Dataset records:
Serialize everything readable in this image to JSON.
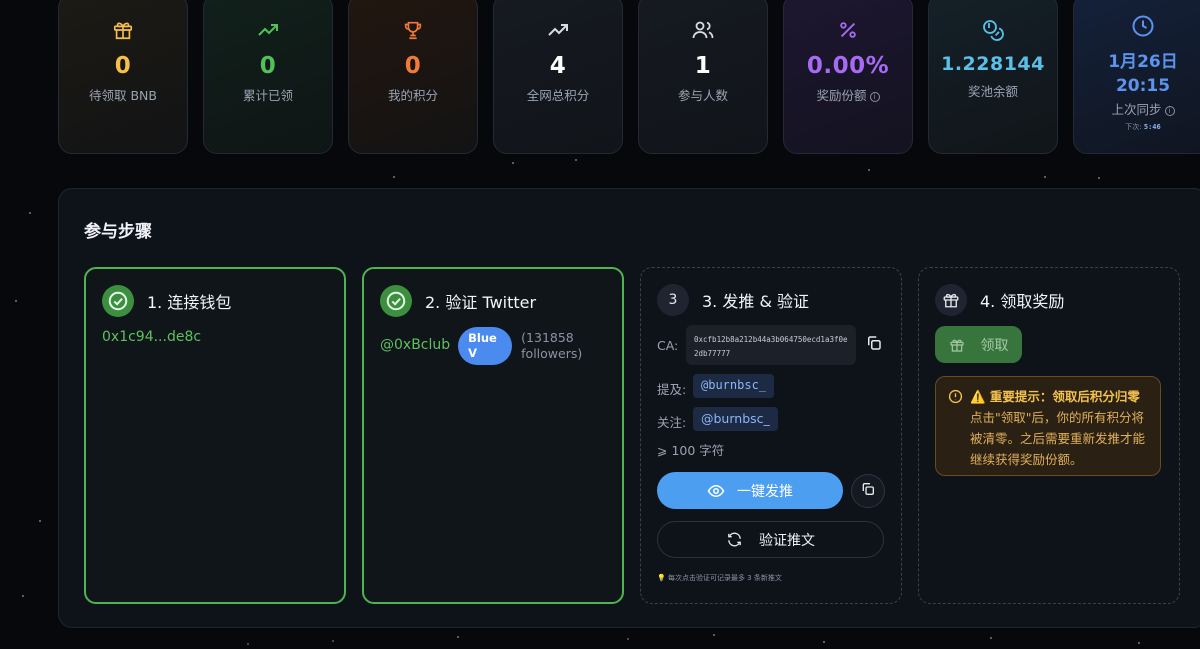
{
  "stats": [
    {
      "icon": "gift-icon",
      "value": "0",
      "label": "待领取 BNB",
      "color": "#f5c04a"
    },
    {
      "icon": "trending-up-icon",
      "value": "0",
      "label": "累计已领",
      "color": "#4fc25a"
    },
    {
      "icon": "trophy-icon",
      "value": "0",
      "label": "我的积分",
      "color": "#f07a3a"
    },
    {
      "icon": "trending-up-icon",
      "value": "4",
      "label": "全网总积分",
      "color": "#ffffff"
    },
    {
      "icon": "users-icon",
      "value": "1",
      "label": "参与人数",
      "color": "#ffffff"
    },
    {
      "icon": "percent-icon",
      "value": "0.00%",
      "label": "奖励份额",
      "color": "#a66af5"
    },
    {
      "icon": "coins-icon",
      "value": "1.228144",
      "label": "奖池余额",
      "color": "#5bc0e8"
    },
    {
      "icon": "clock-icon",
      "value": "1月26日",
      "value2": "20:15",
      "label": "上次同步",
      "sub_prefix": "下次:",
      "sub_value": "5:46",
      "color": "#5b93ee"
    }
  ],
  "panel": {
    "title": "参与步骤",
    "steps": [
      {
        "number": "1",
        "title": "1. 连接钱包",
        "wallet": "0x1c94...de8c"
      },
      {
        "number": "2",
        "title": "2. 验证 Twitter",
        "handle": "@0xBclub",
        "badge": "Blue V",
        "badge_line1": "Blue",
        "badge_line2": "V",
        "followers_line1": "(131858",
        "followers_line2": "followers)"
      },
      {
        "number": "3",
        "title": "3. 发推 & 验证",
        "ca_label": "CA:",
        "ca": "0xcfb12b8a212b44a3b064750ecd1a3f0e2db77777",
        "mention_label": "提及:",
        "mention": "@burnbsc_",
        "follow_label": "关注:",
        "follow": "@burnbsc_",
        "chars": "⩾ 100 字符",
        "tweet_button": "一键发推",
        "verify_button": "验证推文",
        "hint": "💡 每次点击验证可记录最多 3 条新推文"
      },
      {
        "number": "4",
        "title": "4. 领取奖励",
        "claim_button": "领取",
        "warning_title": "⚠️ 重要提示：领取后积分归零",
        "warning_text": "点击\"领取\"后，你的所有积分将被清零。之后需要重新发推才能继续获得奖励份额。"
      }
    ]
  }
}
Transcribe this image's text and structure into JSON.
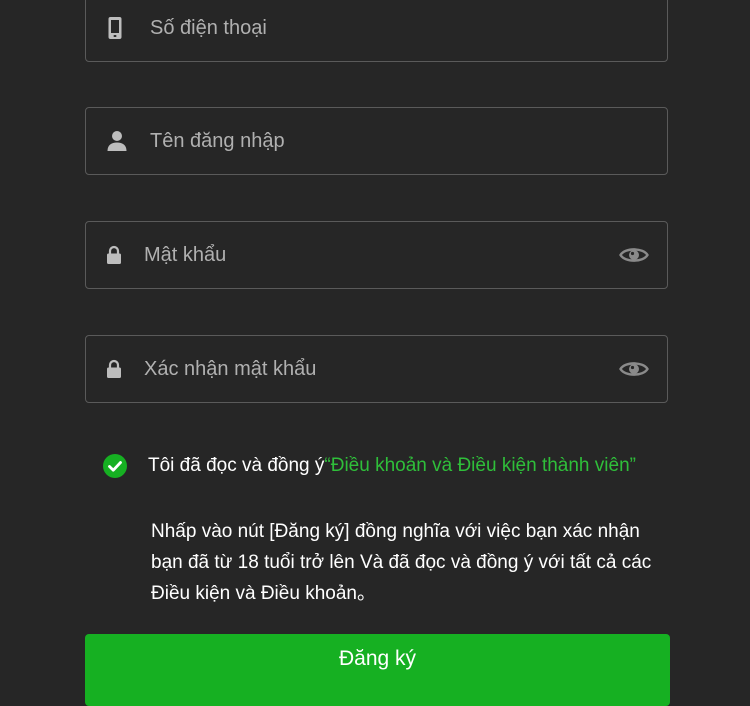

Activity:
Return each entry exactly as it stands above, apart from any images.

Answer for the task:
Serialize everything readable in this image to JSON.
{
  "stats": [
    {
      "icon": "gift-icon",
      "value": "0",
      "label": "待领取 BNB",
      "color": "#f5c04a"
    },
    {
      "icon": "trending-up-icon",
      "value": "0",
      "label": "累计已领",
      "color": "#4fc25a"
    },
    {
      "icon": "trophy-icon",
      "value": "0",
      "label": "我的积分",
      "color": "#f07a3a"
    },
    {
      "icon": "trending-up-icon",
      "value": "4",
      "label": "全网总积分",
      "color": "#ffffff"
    },
    {
      "icon": "users-icon",
      "value": "1",
      "label": "参与人数",
      "color": "#ffffff"
    },
    {
      "icon": "percent-icon",
      "value": "0.00%",
      "label": "奖励份额",
      "color": "#a66af5"
    },
    {
      "icon": "coins-icon",
      "value": "1.228144",
      "label": "奖池余额",
      "color": "#5bc0e8"
    },
    {
      "icon": "clock-icon",
      "value": "1月26日",
      "value2": "20:15",
      "label": "上次同步",
      "sub_prefix": "下次:",
      "sub_value": "5:46",
      "color": "#5b93ee"
    }
  ],
  "panel": {
    "title": "参与步骤",
    "steps": [
      {
        "number": "1",
        "title": "1. 连接钱包",
        "wallet": "0x1c94...de8c"
      },
      {
        "number": "2",
        "title": "2. 验证 Twitter",
        "handle": "@0xBclub",
        "badge": "Blue V",
        "badge_line1": "Blue",
        "badge_line2": "V",
        "followers_line1": "(131858",
        "followers_line2": "followers)"
      },
      {
        "number": "3",
        "title": "3. 发推 & 验证",
        "ca_label": "CA:",
        "ca": "0xcfb12b8a212b44a3b064750ecd1a3f0e2db77777",
        "mention_label": "提及:",
        "mention": "@burnbsc_",
        "follow_label": "关注:",
        "follow": "@burnbsc_",
        "chars": "⩾ 100 字符",
        "tweet_button": "一键发推",
        "verify_button": "验证推文",
        "hint": "💡 每次点击验证可记录最多 3 条新推文"
      },
      {
        "number": "4",
        "title": "4. 领取奖励",
        "claim_button": "领取",
        "warning_title": "⚠️ 重要提示：领取后积分归零",
        "warning_text": "点击\"领取\"后，你的所有积分将被清零。之后需要重新发推才能继续获得奖励份额。"
      }
    ]
  }
}
Transcribe this image's text and structure into JSON.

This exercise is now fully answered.